Hitler gained the chance to invade Poland with a war on one front, if Britain supported Poland. Stalin of USSR gained time to rearm in case Hitler attacked him later, and the chance to gain the eastern half of Poland. This would provide the USSR with a buffer zone. 9. German Invasion of Poland (1st September, 1939) German tanks invaded West Prussia and Posen on the 1st September 1939 using blitzkrieg tactics. (This is a lightning, sudden attack co-coordinating air, then land forces). Chamberlain sent an ultimatum (a warning with a threat) saying that if Hitler did not withdraw from Poland by 11am, 3rd September 1939, Britain would declare war. On 3rd September, Britain, followed by France, declared war on Germany.

Causes of the Second World War - Vocabulary

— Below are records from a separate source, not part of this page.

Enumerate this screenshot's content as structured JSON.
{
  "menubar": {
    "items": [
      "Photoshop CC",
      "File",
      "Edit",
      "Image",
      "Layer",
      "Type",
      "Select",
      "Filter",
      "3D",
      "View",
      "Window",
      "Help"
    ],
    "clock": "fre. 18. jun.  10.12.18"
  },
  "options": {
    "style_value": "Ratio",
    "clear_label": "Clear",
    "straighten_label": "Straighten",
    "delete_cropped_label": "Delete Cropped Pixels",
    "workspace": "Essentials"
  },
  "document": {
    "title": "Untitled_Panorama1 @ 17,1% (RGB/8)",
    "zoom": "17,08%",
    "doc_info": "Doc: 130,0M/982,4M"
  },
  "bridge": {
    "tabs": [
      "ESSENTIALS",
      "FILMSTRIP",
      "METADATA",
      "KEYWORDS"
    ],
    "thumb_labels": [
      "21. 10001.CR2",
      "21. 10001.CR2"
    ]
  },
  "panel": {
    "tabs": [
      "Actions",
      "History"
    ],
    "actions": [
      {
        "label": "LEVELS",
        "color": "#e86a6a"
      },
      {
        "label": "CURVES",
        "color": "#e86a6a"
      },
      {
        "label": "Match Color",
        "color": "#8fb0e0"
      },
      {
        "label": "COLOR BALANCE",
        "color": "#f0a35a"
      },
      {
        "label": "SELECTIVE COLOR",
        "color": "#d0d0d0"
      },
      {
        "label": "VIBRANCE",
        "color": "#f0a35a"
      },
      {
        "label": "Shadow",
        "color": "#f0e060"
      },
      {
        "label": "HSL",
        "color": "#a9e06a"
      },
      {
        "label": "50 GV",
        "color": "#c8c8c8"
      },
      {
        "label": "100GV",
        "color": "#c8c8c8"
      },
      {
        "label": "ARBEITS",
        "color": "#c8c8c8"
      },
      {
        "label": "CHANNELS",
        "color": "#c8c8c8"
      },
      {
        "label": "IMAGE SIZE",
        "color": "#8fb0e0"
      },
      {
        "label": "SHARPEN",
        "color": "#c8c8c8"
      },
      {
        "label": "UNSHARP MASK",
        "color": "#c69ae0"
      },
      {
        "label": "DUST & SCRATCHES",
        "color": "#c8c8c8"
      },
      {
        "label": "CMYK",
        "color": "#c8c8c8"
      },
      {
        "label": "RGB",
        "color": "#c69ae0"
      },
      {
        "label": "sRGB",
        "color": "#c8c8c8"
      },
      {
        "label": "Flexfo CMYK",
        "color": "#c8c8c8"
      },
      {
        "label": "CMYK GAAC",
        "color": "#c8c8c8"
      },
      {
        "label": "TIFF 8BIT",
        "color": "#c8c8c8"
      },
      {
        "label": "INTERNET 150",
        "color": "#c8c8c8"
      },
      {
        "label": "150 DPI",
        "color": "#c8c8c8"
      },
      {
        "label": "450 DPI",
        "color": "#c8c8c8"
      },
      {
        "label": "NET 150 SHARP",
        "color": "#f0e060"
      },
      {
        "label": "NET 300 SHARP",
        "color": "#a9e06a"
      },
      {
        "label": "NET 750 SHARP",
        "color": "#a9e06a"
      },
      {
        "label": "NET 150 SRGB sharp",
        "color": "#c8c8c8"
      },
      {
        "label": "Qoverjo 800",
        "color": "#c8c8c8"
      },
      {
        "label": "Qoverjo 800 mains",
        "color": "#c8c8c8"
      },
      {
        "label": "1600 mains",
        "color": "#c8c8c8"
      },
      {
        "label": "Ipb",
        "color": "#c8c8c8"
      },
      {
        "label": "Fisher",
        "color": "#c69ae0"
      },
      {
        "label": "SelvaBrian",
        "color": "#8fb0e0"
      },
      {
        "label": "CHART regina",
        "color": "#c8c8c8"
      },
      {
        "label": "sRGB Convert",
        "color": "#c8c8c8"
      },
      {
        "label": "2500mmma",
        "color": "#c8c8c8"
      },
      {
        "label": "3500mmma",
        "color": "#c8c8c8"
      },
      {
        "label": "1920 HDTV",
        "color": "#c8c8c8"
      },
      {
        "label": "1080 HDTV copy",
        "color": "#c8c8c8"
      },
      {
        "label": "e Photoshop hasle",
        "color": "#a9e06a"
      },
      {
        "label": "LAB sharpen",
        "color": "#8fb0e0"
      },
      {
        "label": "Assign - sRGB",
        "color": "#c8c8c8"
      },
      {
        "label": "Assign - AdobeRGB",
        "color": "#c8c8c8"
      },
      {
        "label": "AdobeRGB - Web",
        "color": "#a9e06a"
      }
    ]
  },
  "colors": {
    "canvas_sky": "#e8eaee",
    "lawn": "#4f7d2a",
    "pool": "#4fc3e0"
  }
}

Lebensraum living space, e.g. Hitlers aim to take land from bordering states to achieve self-sufficiency (autarky) Anschluss union, e.g. Austria and Germany (March, 1938) Appeasement to give into an aggressor little by little, in the hope of preventing war. E.g. Britain appeased Germany (May/June 1937 March 1939) Blitzkrieg lightning attack, co-coordinating air and land forces. e.g. Germanys attack on Poland (1st September 1939) Remilitarization rearming and area, e.g. Germany remilitarized the Rhineland (1936) Plebiscite (referendum) a vote on an issue, e.g. Hitlers plebiscites on remilitarization and the Anschluss of Austria and Germany (Hitler fixed his referendums in 1936 and for the Anschluss in 1938, so no-one expected him to have a plebiscite for the Sudetenland. He fixed them by biased questioning.) Ultimatum a warning with a threat, e.g. Britains ultimatum for Hitler to leave Poland by 11am on the 3rd September 1939. Buffer zone a protective barrier of land, e.g. Eastern Poland taken by the USSR as protection against a future German attack. Rearmament manufacturing of weapons and conscription, e.g. Germany (after 1934), Britain after the taking of Sudetenland Autarky self-sufficiency economically, e.g. Germany under Hitler and Schacht to enable Germany to avoid imports Aggression hostile or violent action, e.g. Germany was aggressive towards Czechoslovakia (March, 1939) and Poland (1st September, 1939) Diktat none-negotiated decision/arrangement, e.g. The Munich Agreement, forced onto Czechoslovakia (1938) Passive to spectate, i.e. not take part in the action, e.g. Britain and France were passive towards the German remilitarization of the Rhineland (March 1936) Incite devious planning, e.g. Hitler incited the Anschluss (March, 1938)